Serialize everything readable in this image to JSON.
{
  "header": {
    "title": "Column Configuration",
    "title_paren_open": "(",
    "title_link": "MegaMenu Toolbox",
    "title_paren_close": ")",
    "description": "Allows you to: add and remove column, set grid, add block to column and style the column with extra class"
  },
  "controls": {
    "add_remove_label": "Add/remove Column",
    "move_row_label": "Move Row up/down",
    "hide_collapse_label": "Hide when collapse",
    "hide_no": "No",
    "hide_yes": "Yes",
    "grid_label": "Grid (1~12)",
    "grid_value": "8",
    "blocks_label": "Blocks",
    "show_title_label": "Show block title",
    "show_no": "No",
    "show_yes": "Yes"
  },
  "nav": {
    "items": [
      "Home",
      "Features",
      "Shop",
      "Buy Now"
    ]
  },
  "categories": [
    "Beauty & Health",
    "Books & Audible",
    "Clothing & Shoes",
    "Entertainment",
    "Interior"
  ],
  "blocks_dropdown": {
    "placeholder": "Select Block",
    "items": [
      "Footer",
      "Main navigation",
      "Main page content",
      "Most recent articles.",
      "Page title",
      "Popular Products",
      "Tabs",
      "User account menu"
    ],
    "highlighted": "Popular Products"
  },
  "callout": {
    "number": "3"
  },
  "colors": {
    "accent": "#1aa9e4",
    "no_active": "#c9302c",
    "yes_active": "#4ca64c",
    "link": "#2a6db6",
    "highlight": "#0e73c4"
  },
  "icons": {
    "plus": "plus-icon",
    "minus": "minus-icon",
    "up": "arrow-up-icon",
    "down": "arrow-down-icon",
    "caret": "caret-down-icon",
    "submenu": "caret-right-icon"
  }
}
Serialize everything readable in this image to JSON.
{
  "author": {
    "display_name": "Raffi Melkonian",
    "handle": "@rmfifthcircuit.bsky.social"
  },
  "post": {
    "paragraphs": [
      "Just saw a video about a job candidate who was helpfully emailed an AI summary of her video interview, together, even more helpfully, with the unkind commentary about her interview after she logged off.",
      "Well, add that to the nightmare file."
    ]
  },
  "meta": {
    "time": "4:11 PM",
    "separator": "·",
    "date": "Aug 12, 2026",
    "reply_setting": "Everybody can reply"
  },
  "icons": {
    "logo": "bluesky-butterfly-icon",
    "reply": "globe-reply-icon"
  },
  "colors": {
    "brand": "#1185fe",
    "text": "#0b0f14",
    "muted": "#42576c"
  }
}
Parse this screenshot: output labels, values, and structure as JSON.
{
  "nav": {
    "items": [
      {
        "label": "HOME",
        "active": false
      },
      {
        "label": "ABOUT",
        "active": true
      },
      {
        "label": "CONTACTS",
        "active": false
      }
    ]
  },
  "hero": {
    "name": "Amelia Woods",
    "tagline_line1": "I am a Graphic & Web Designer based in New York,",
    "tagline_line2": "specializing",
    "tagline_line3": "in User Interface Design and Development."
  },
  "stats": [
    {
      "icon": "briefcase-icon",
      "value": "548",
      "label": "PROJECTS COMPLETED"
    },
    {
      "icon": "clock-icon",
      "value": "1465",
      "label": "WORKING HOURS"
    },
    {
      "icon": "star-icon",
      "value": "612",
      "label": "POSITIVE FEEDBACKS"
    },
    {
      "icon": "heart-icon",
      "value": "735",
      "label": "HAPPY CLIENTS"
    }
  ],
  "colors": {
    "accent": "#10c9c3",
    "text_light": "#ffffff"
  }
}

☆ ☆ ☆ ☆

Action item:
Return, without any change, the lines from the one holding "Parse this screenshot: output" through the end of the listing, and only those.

Answer for this exercise:
Parse this screenshot: output labels, values, and structure as JSON.
{
  "nav": {
    "items": [
      {
        "label": "HOME",
        "active": false
      },
      {
        "label": "ABOUT",
        "active": true
      },
      {
        "label": "CONTACTS",
        "active": false
      }
    ]
  },
  "hero": {
    "name": "Amelia Woods",
    "tagline_line1": "I am a Graphic & Web Designer based in New York,",
    "tagline_line2": "specializing",
    "tagline_line3": "in User Interface Design and Development."
  },
  "stats": [
    {
      "icon": "briefcase-icon",
      "value": "548",
      "label": "PROJECTS COMPLETED"
    },
    {
      "icon": "clock-icon",
      "value": "1465",
      "label": "WORKING HOURS"
    },
    {
      "icon": "star-icon",
      "value": "612",
      "label": "POSITIVE FEEDBACKS"
    },
    {
      "icon": "heart-icon",
      "value": "735",
      "label": "HAPPY CLIENTS"
    }
  ],
  "colors": {
    "accent": "#10c9c3",
    "text_light": "#ffffff"
  }
}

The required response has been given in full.